The U.N. says Rwanda is threatening to attack Hutu rebels based in the neighboring Democratic Republic of Congo. Meanwhile, Kigali says the rebels are advancing toward Rwanda's border. There have not yet been any clashes, but there is concern that fighting could soon erupt in the region.
No sooner had the United Nations Security Council left the Democratic Republic of Congo, where it had spent several days trying to consolidate a fragile peace, Rwanda told the U.N. late on Tuesday it was ready to launch attacks on Rwandan rebels in Congo.
A U.N. spokeswoman said Wednesday that a senior Rwandan official telephoned the head of the U.N. mission, William Swing, threatening an attack on the Rwandan Hutu rebels that have roamed in eastern Congo for the last decade.

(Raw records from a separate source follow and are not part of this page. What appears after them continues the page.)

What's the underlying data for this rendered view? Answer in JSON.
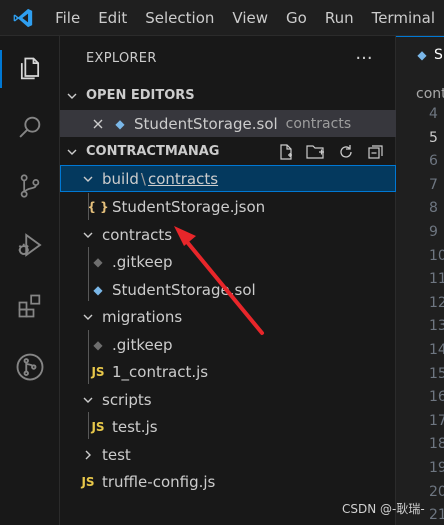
{
  "menu": [
    "File",
    "Edit",
    "Selection",
    "View",
    "Go",
    "Run",
    "Terminal"
  ],
  "activity_icons": [
    "explorer-icon",
    "search-icon",
    "source-control-icon",
    "run-debug-icon",
    "extensions-icon",
    "remote-icon"
  ],
  "explorer": {
    "title": "EXPLORER",
    "more": "···"
  },
  "open_editors": {
    "label": "OPEN EDITORS",
    "items": [
      {
        "name": "StudentStorage.sol",
        "desc": "contracts"
      }
    ]
  },
  "project": {
    "label": "CONTRACTMANAG",
    "build_label": "build",
    "build_sep": "\\",
    "build_sub": "contracts",
    "tree": [
      {
        "label": "StudentStorage.json",
        "icon": "json-icon",
        "glyph": "{ }",
        "color": "#e5c07b"
      },
      {
        "label": "contracts",
        "folder": true
      },
      {
        "label": ".gitkeep",
        "icon": "git-icon",
        "glyph": "◆",
        "color": "#6e6e6e"
      },
      {
        "label": "StudentStorage.sol",
        "icon": "solidity-icon",
        "glyph": "◆",
        "color": "#7ab7e8"
      },
      {
        "label": "migrations",
        "folder": true
      },
      {
        "label": ".gitkeep",
        "icon": "git-icon",
        "glyph": "◆",
        "color": "#6e6e6e"
      },
      {
        "label": "1_contract.js",
        "icon": "js-icon",
        "glyph": "JS",
        "color": "#e8c84a"
      },
      {
        "label": "scripts",
        "folder": true
      },
      {
        "label": "test.js",
        "icon": "js-icon",
        "glyph": "JS",
        "color": "#e8c84a"
      },
      {
        "label": "test",
        "folder": true,
        "collapsed": true
      },
      {
        "label": "truffle-config.js",
        "icon": "js-icon",
        "glyph": "JS",
        "color": "#e8c84a"
      }
    ]
  },
  "editor": {
    "tab_label": "S",
    "breadcrumb": "contr",
    "line_numbers": [
      "4",
      "5",
      "6",
      "7",
      "8",
      "9",
      "10",
      "11",
      "12",
      "13",
      "14",
      "15",
      "16",
      "17",
      "18",
      "19",
      "20",
      "21"
    ]
  },
  "watermark": "CSDN @-耿瑞-",
  "colors": {
    "accent": "#0078d4",
    "arrow": "#e8262a",
    "selection": "#04395e"
  }
}
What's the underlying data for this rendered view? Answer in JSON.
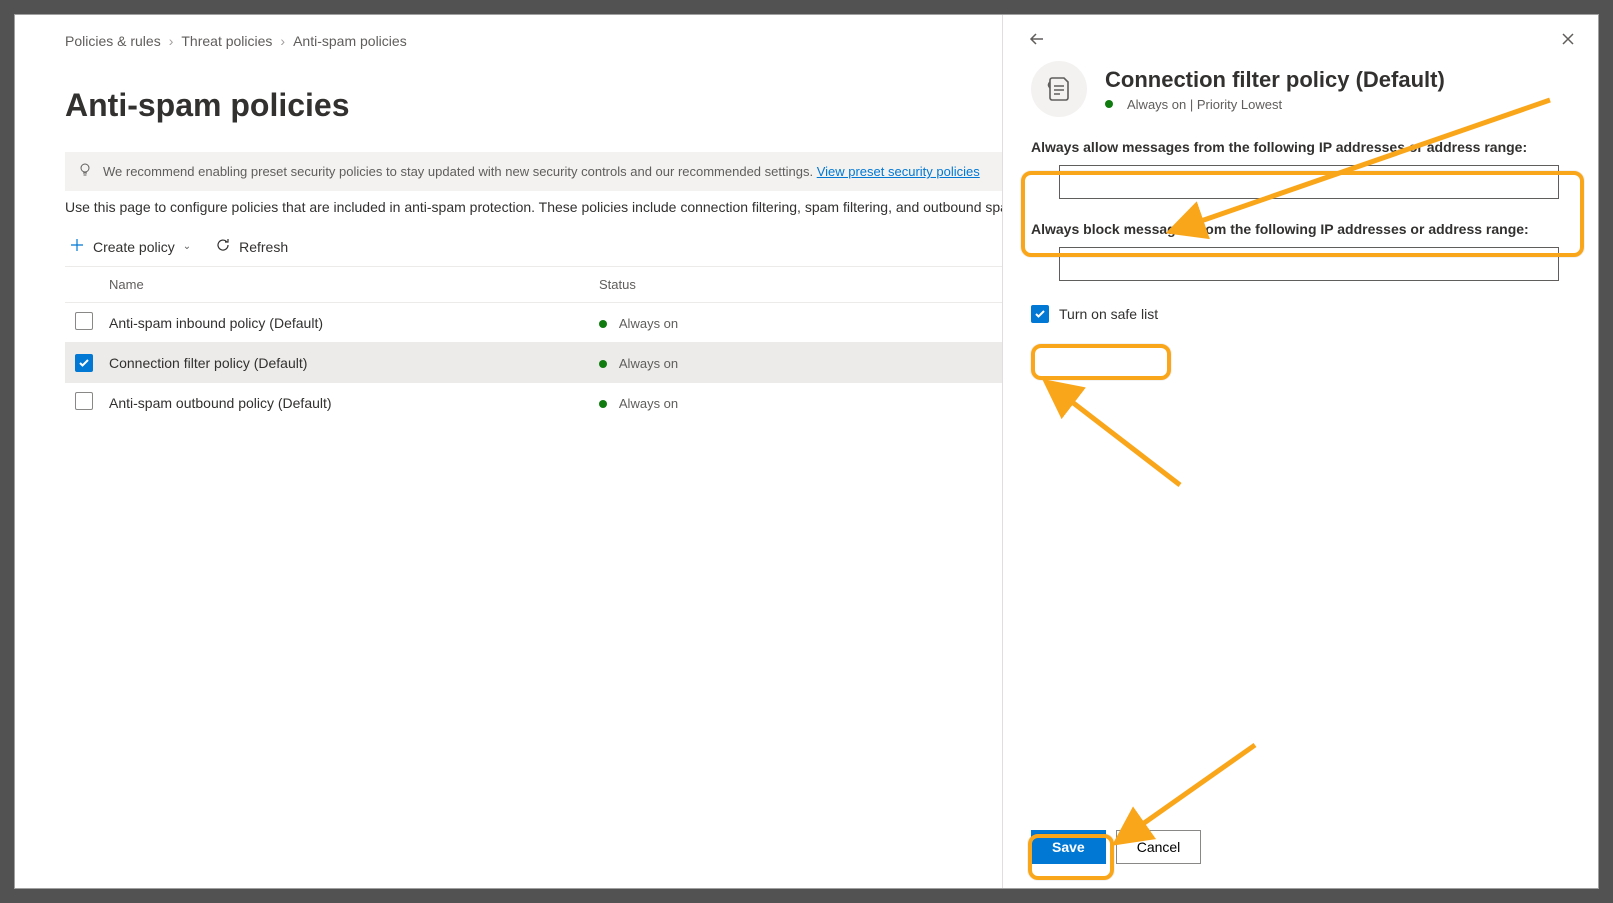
{
  "breadcrumb": {
    "items": [
      "Policies & rules",
      "Threat policies",
      "Anti-spam policies"
    ]
  },
  "page": {
    "title": "Anti-spam policies",
    "info_text": "We recommend enabling preset security policies to stay updated with new security controls and our recommended settings. ",
    "info_link": "View preset security policies",
    "description": "Use this page to configure policies that are included in anti-spam protection. These policies include connection filtering, spam filtering, and outbound spam"
  },
  "toolbar": {
    "create_label": "Create policy",
    "refresh_label": "Refresh"
  },
  "table": {
    "headers": {
      "name": "Name",
      "status": "Status"
    },
    "rows": [
      {
        "name": "Anti-spam inbound policy (Default)",
        "status": "Always on",
        "checked": false,
        "selected": false
      },
      {
        "name": "Connection filter policy (Default)",
        "status": "Always on",
        "checked": true,
        "selected": true
      },
      {
        "name": "Anti-spam outbound policy (Default)",
        "status": "Always on",
        "checked": false,
        "selected": false
      }
    ]
  },
  "panel": {
    "title": "Connection filter policy (Default)",
    "subtitle": "Always on | Priority Lowest",
    "allow_label": "Always allow messages from the following IP addresses or address range:",
    "allow_value": "",
    "block_label": "Always block messages from the following IP addresses or address range:",
    "block_value": "",
    "safelist_label": "Turn on safe list",
    "safelist_checked": true,
    "save_label": "Save",
    "cancel_label": "Cancel"
  }
}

Meanwhile, Rwanda said Wednesday that the Hutu rebels, known as the FDLR, were already advancing toward the Rwandan border with the intention of attacking, and Kigali warned it would do whatever it took to protect its borders.
Many of the extremist Hutus that took part in Rwanda's genocide in 1994, killing 800,000 Tutsis and moderate Hutus, fled to eastern Congo after they were defeated. Over the last decade they have launched sporadic attacks on Rwanda. For its part, the government in Kigali has invaded Congo twice during the last eight years, ostensibly to defeat the Hutu rebels.
Critics have accused the government of trying to maintain political and economic influence in eastern Congo. Some of the Rwandan combatants have returned home through a U.N.-run disarmament and repatriation program, but some 10,000 are thought to still remain in Congo. Their political leaders have demanded dialogue with the government in Rwanda. But Kigali has refused and, in turn, accused the U.N. of failing to deal with the rebels.
Patricia Tome, the U.N. spokeswoman in Congo, said that the U.N. would not accept the Rwandan threat and the international community would react firmly. Meanwhile, a spokeswoman for the mission in the east of the country said that there were no signs of the Rwandan rebels advancing toward the border.
A Congolese government spokesman labeled as unacceptable the Rwandan threats, which come less than a week after regional leaders signed up to work together toward peace and development. The spokesman said that Rwanda should not destroy the process that the presidents of the two countries had been working on. Analysts fear that the latest crisis could plunge Congo back into war, just as the vast African nation is trying to recover from a five year conflict that sucked in six neighboring countries and killed about three million people.